Adaptive cognitive testing in cerebrovascular disease and vascular dementia

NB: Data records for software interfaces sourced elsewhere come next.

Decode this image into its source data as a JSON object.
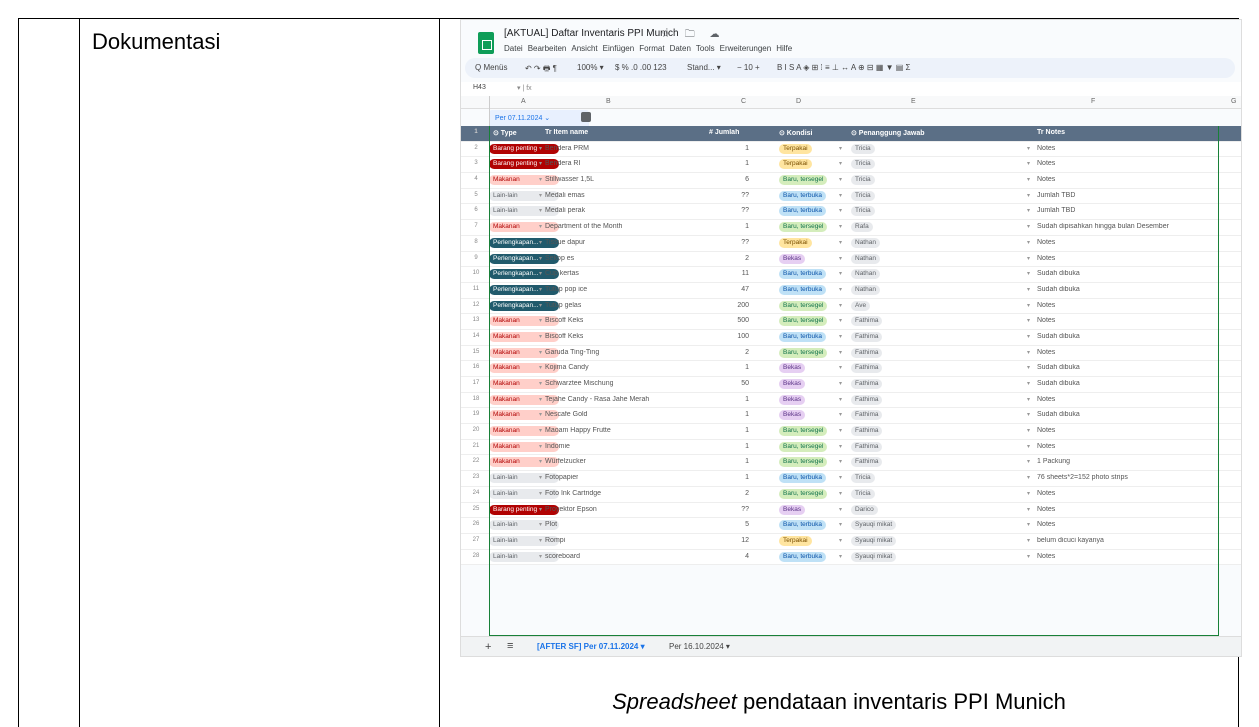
{
  "label": "Dokumentasi",
  "caption_italic": "Spreadsheet",
  "caption_rest": " pendataan inventaris PPI Munich",
  "sheet": {
    "title": "[AKTUAL] Daftar Inventaris PPI Munich",
    "title_icons": "☆ 🗀 ☁",
    "menu": [
      "Datei",
      "Bearbeiten",
      "Ansicht",
      "Einfügen",
      "Format",
      "Daten",
      "Tools",
      "Erweiterungen",
      "Hilfe"
    ],
    "toolbar": {
      "search": "Q Menüs",
      "undo": "↶ ↷ 🖶 ¶",
      "zoom": "100% ▾",
      "fmt": "$ % .0 .00 123",
      "font": "Stand... ▾",
      "size": "− 10 +",
      "style": "B I S A ◈ ⊞ ⁞ ≡ ⊥ ↔ A ⊕ ⊟ ▦ ▼ ▤ Σ"
    },
    "cell_ref": "H43",
    "fx": "▾ | fx",
    "col_letters": [
      "A",
      "B",
      "C",
      "D",
      "E",
      "F",
      "G"
    ],
    "tab_chip": "Per 07.11.2024 ⌄",
    "headers": {
      "type": "⊙ Type",
      "item": "Tr Item name",
      "jumlah": "# Jumlah",
      "kondisi": "⊙ Kondisi",
      "pj": "⊙ Penanggung Jawab",
      "notes": "Tr Notes"
    },
    "rows": [
      {
        "n": "2",
        "type": "Barang penting",
        "item": "Bendera PRM",
        "jml": "1",
        "kond": "Terpakai",
        "pj": "Tricia",
        "notes": "Notes"
      },
      {
        "n": "3",
        "type": "Barang penting",
        "item": "Bendera RI",
        "jml": "1",
        "kond": "Terpakai",
        "pj": "Tricia",
        "notes": "Notes"
      },
      {
        "n": "4",
        "type": "Makanan",
        "item": "Stillwasser 1,5L",
        "jml": "6",
        "kond": "Baru, tersegel",
        "pj": "Tricia",
        "notes": "Notes"
      },
      {
        "n": "5",
        "type": "Lain-lain",
        "item": "Medali emas",
        "jml": "??",
        "kond": "Baru, terbuka",
        "pj": "Tricia",
        "notes": "Jumlah TBD"
      },
      {
        "n": "6",
        "type": "Lain-lain",
        "item": "Medali perak",
        "jml": "??",
        "kond": "Baru, terbuka",
        "pj": "Tricia",
        "notes": "Jumlah TBD"
      },
      {
        "n": "7",
        "type": "Makanan",
        "item": "Department of the Month",
        "jml": "1",
        "kond": "Baru, tersegel",
        "pj": "Rafa",
        "notes": "Sudah dipisahkan hingga bulan Desember"
      },
      {
        "n": "8",
        "type": "Perlengkapan...",
        "item": "Tissue dapur",
        "jml": "??",
        "kond": "Terpakai",
        "pj": "Nathan",
        "notes": "Notes"
      },
      {
        "n": "9",
        "type": "Perlengkapan...",
        "item": "Sekop es",
        "jml": "2",
        "kond": "Bekas",
        "pj": "Nathan",
        "notes": "Notes"
      },
      {
        "n": "10",
        "type": "Perlengkapan...",
        "item": "Cup kertas",
        "jml": "11",
        "kond": "Baru, terbuka",
        "pj": "Nathan",
        "notes": "Sudah dibuka"
      },
      {
        "n": "11",
        "type": "Perlengkapan...",
        "item": "Tutup pop ice",
        "jml": "47",
        "kond": "Baru, terbuka",
        "pj": "Nathan",
        "notes": "Sudah dibuka"
      },
      {
        "n": "12",
        "type": "Perlengkapan...",
        "item": "Tutup gelas",
        "jml": "200",
        "kond": "Baru, tersegel",
        "pj": "Ave",
        "notes": "Notes"
      },
      {
        "n": "13",
        "type": "Makanan",
        "item": "Biscoff Keks",
        "jml": "500",
        "kond": "Baru, tersegel",
        "pj": "Fathima",
        "notes": "Notes"
      },
      {
        "n": "14",
        "type": "Makanan",
        "item": "Biscoff Keks",
        "jml": "100",
        "kond": "Baru, terbuka",
        "pj": "Fathima",
        "notes": "Sudah dibuka"
      },
      {
        "n": "15",
        "type": "Makanan",
        "item": "Garuda Ting-Ting",
        "jml": "2",
        "kond": "Baru, tersegel",
        "pj": "Fathima",
        "notes": "Notes"
      },
      {
        "n": "16",
        "type": "Makanan",
        "item": "Kojima Candy",
        "jml": "1",
        "kond": "Bekas",
        "pj": "Fathima",
        "notes": "Sudah dibuka"
      },
      {
        "n": "17",
        "type": "Makanan",
        "item": "Schwarztee Mischung",
        "jml": "50",
        "kond": "Bekas",
        "pj": "Fathima",
        "notes": "Sudah dibuka"
      },
      {
        "n": "18",
        "type": "Makanan",
        "item": "Tejahe Candy - Rasa Jahe Merah",
        "jml": "1",
        "kond": "Bekas",
        "pj": "Fathima",
        "notes": "Notes"
      },
      {
        "n": "19",
        "type": "Makanan",
        "item": "Nescafe Gold",
        "jml": "1",
        "kond": "Bekas",
        "pj": "Fathima",
        "notes": "Sudah dibuka"
      },
      {
        "n": "20",
        "type": "Makanan",
        "item": "Maoam Happy Frutte",
        "jml": "1",
        "kond": "Baru, tersegel",
        "pj": "Fathima",
        "notes": "Notes"
      },
      {
        "n": "21",
        "type": "Makanan",
        "item": "Indomie",
        "jml": "1",
        "kond": "Baru, tersegel",
        "pj": "Fathima",
        "notes": "Notes"
      },
      {
        "n": "22",
        "type": "Makanan",
        "item": "Würfelzucker",
        "jml": "1",
        "kond": "Baru, tersegel",
        "pj": "Fathima",
        "notes": "1 Packung"
      },
      {
        "n": "23",
        "type": "Lain-lain",
        "item": "Fotopapier",
        "jml": "1",
        "kond": "Baru, terbuka",
        "pj": "Tricia",
        "notes": "76 sheets*2=152 photo strips"
      },
      {
        "n": "24",
        "type": "Lain-lain",
        "item": "Foto Ink Cartridge",
        "jml": "2",
        "kond": "Baru, tersegel",
        "pj": "Tricia",
        "notes": "Notes"
      },
      {
        "n": "25",
        "type": "Barang penting",
        "item": "Proyektor Epson",
        "jml": "??",
        "kond": "Bekas",
        "pj": "Darico",
        "notes": "Notes"
      },
      {
        "n": "26",
        "type": "Lain-lain",
        "item": "Plot",
        "jml": "5",
        "kond": "Baru, terbuka",
        "pj": "Syauqi mikat",
        "notes": "Notes"
      },
      {
        "n": "27",
        "type": "Lain-lain",
        "item": "Rompi",
        "jml": "12",
        "kond": "Terpakai",
        "pj": "Syauqi mikat",
        "notes": "belum dicuci kayanya"
      },
      {
        "n": "28",
        "type": "Lain-lain",
        "item": "scoreboard",
        "jml": "4",
        "kond": "Baru, terbuka",
        "pj": "Syauqi mikat",
        "notes": "Notes"
      }
    ],
    "tabs": {
      "plus": "+",
      "list": "≡",
      "tab1": "[AFTER SF] Per 07.11.2024 ▾",
      "tab2": "Per 16.10.2024 ▾"
    }
  }
}
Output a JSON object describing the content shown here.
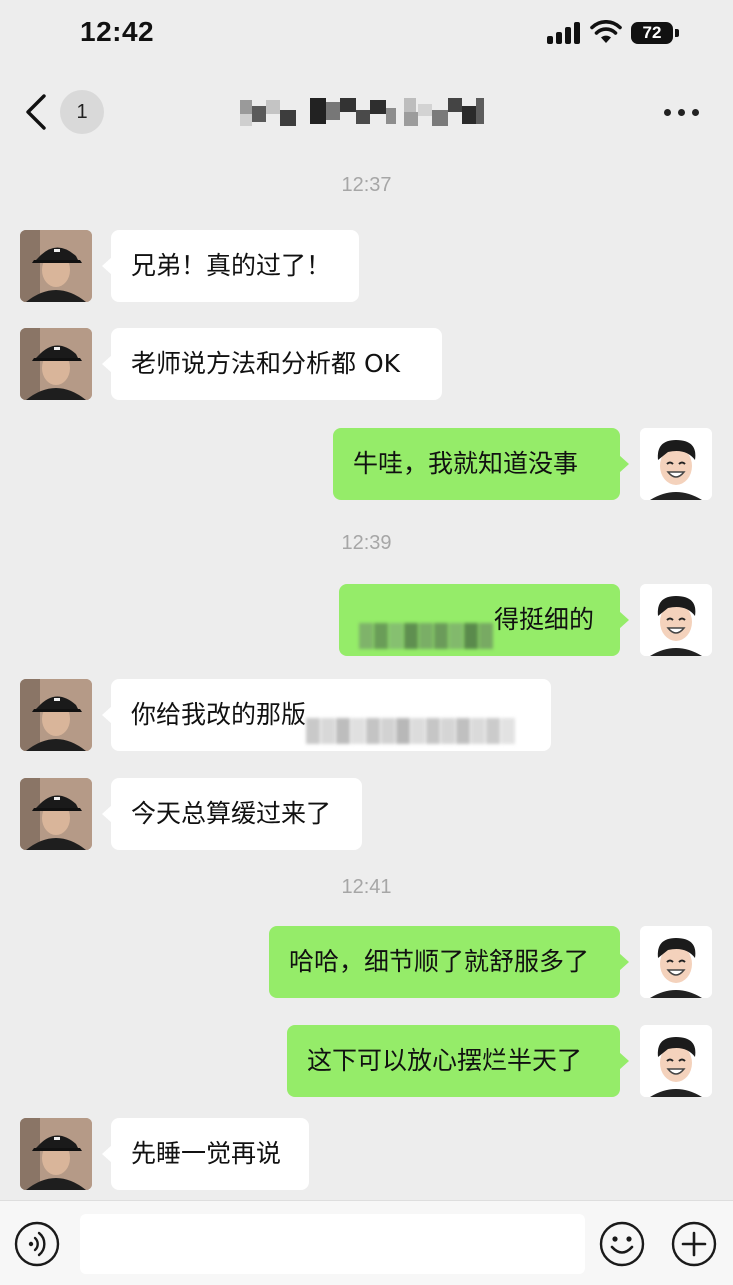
{
  "status_bar": {
    "time": "12:42",
    "battery": "72"
  },
  "nav": {
    "unread_count": "1"
  },
  "messages": [
    {
      "type": "time",
      "text": "12:37"
    },
    {
      "type": "in",
      "text": "兄弟！真的过了！"
    },
    {
      "type": "in",
      "text": "老师说方法和分析都 OK"
    },
    {
      "type": "out",
      "text": "牛哇，我就知道没事"
    },
    {
      "type": "time",
      "text": "12:39"
    },
    {
      "type": "out",
      "text": "得挺细的",
      "redacted_prefix": true
    },
    {
      "type": "in",
      "text": "你给我改的那版",
      "redacted_suffix": true
    },
    {
      "type": "in",
      "text": "今天总算缓过来了"
    },
    {
      "type": "time",
      "text": "12:41"
    },
    {
      "type": "out",
      "text": "哈哈，细节顺了就舒服多了"
    },
    {
      "type": "out",
      "text": "这下可以放心摆烂半天了"
    },
    {
      "type": "in",
      "text": "先睡一觉再说"
    }
  ],
  "icons": {
    "back": "chevron-left-icon",
    "more": "more-dots-icon",
    "voice": "voice-icon",
    "emoji": "emoji-icon",
    "plus": "plus-icon"
  },
  "colors": {
    "background": "#ededed",
    "outgoing_bubble": "#95ec69",
    "incoming_bubble": "#ffffff",
    "timestamp": "#a6a6a6"
  },
  "input": {
    "value": "",
    "placeholder": ""
  }
}
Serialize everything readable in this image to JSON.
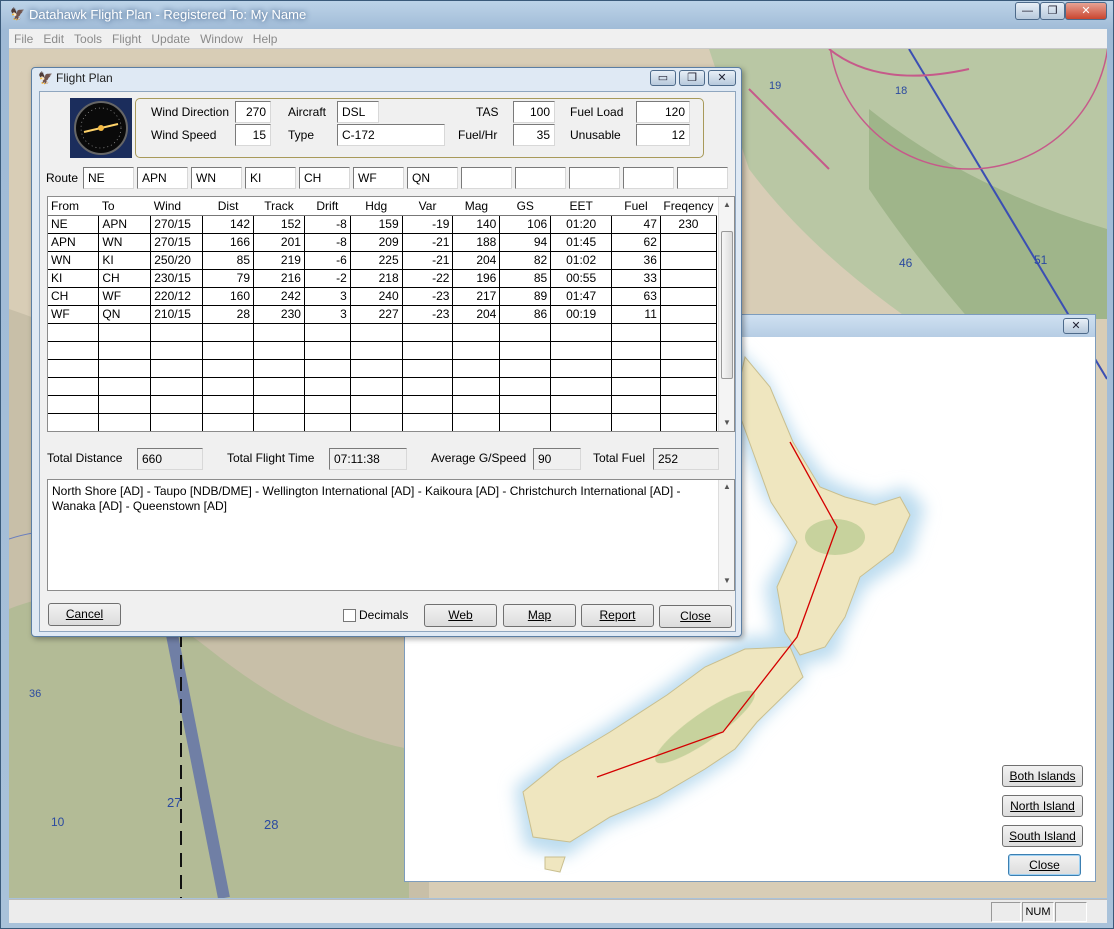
{
  "app": {
    "title": "Datahawk Flight Plan - Registered To: My Name",
    "caption_buttons": [
      "—",
      "❐",
      "✕"
    ]
  },
  "menu": [
    "File",
    "Edit",
    "Tools",
    "Flight",
    "Update",
    "Window",
    "Help"
  ],
  "status": {
    "num": "NUM"
  },
  "flight_plan": {
    "title": "Flight Plan",
    "caption_buttons": [
      "▭",
      "❐",
      "✕"
    ],
    "params": {
      "wind_direction_label": "Wind Direction",
      "wind_direction": "270",
      "wind_speed_label": "Wind Speed",
      "wind_speed": "15",
      "aircraft_label": "Aircraft",
      "aircraft": "DSL",
      "type_label": "Type",
      "type": "C-172",
      "tas_label": "TAS",
      "tas": "100",
      "fuel_hr_label": "Fuel/Hr",
      "fuel_hr": "35",
      "fuel_load_label": "Fuel Load",
      "fuel_load": "120",
      "unusable_label": "Unusable",
      "unusable": "12"
    },
    "route_label": "Route",
    "route": [
      "NE",
      "APN",
      "WN",
      "KI",
      "CH",
      "WF",
      "QN",
      "",
      "",
      "",
      "",
      ""
    ],
    "columns": [
      "From",
      "To",
      "Wind",
      "Dist",
      "Track",
      "Drift",
      "Hdg",
      "Var",
      "Mag",
      "GS",
      "EET",
      "Fuel",
      "Freqency"
    ],
    "legs": [
      [
        "NE",
        "APN",
        "270/15",
        "142",
        "152",
        "-8",
        "159",
        "-19",
        "140",
        "106",
        "01:20",
        "47",
        "230"
      ],
      [
        "APN",
        "WN",
        "270/15",
        "166",
        "201",
        "-8",
        "209",
        "-21",
        "188",
        "94",
        "01:45",
        "62",
        ""
      ],
      [
        "WN",
        "KI",
        "250/20",
        "85",
        "219",
        "-6",
        "225",
        "-21",
        "204",
        "82",
        "01:02",
        "36",
        ""
      ],
      [
        "KI",
        "CH",
        "230/15",
        "79",
        "216",
        "-2",
        "218",
        "-22",
        "196",
        "85",
        "00:55",
        "33",
        ""
      ],
      [
        "CH",
        "WF",
        "220/12",
        "160",
        "242",
        "3",
        "240",
        "-23",
        "217",
        "89",
        "01:47",
        "63",
        ""
      ],
      [
        "WF",
        "QN",
        "210/15",
        "28",
        "230",
        "3",
        "227",
        "-23",
        "204",
        "86",
        "00:19",
        "11",
        ""
      ]
    ],
    "empty_row_count": 6,
    "totals": {
      "distance_label": "Total Distance",
      "distance": "660",
      "time_label": "Total Flight Time",
      "time": "07:11:38",
      "gspeed_label": "Average G/Speed",
      "gspeed": "90",
      "fuel_label": "Total Fuel",
      "fuel": "252"
    },
    "route_text": "North Shore [AD] - Taupo [NDB/DME] - Wellington International [AD] - Kaikoura [AD] - Christchurch International [AD] - Wanaka [AD] - Queenstown [AD]",
    "buttons": {
      "cancel": "Cancel",
      "decimals": "Decimals",
      "web": "Web",
      "map": "Map",
      "report": "Report",
      "close": "Close"
    }
  },
  "map_window": {
    "close_glyph": "✕",
    "buttons": {
      "both": "Both Islands",
      "north": "North Island",
      "south": "South Island",
      "close": "Close"
    }
  },
  "colors": {
    "route_line": "#d40000",
    "land": "#efe6bf",
    "sea_shallow": "#bcdcef",
    "titlebar": "#a9c2da"
  }
}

Background/Aims: To examine whether brevity can be combined with precision in measuring global cognitive ability in patients with cerebrovascular disease (CVD) or vascular dementia (VaD). Longer tests (e.g. the CAMCOG) are precise but inefficient, whereas brief tests (e.g. the MMSE) are efficient but imprecise. Methods: A simulated computerized adaptive testing (CAT) algorithm using existing CAMCOG data from 284 patients with CVD of whom 55 were diagnosed with VaD. CAT was used to estimate each individual patient's total score on a large precise test (the CAMCOG). CAT repeatedly selected only items of appropriate difficulty, depending on whether the previous item was (in)correctly responded to. CAT estimates were compared with total scores on the whole CAMCOG. Results: Even though there was an average test reduction of more than 40%, CAT estimates were in very high agreement with the whole test results (intraclass correlation >0.97) and had similar accuracy for the diagnosis of dementia (area under the curve = 0.94). Conclusion: CAT combines efficiency with precision in the measurement of global cognitive ability in CVD patients.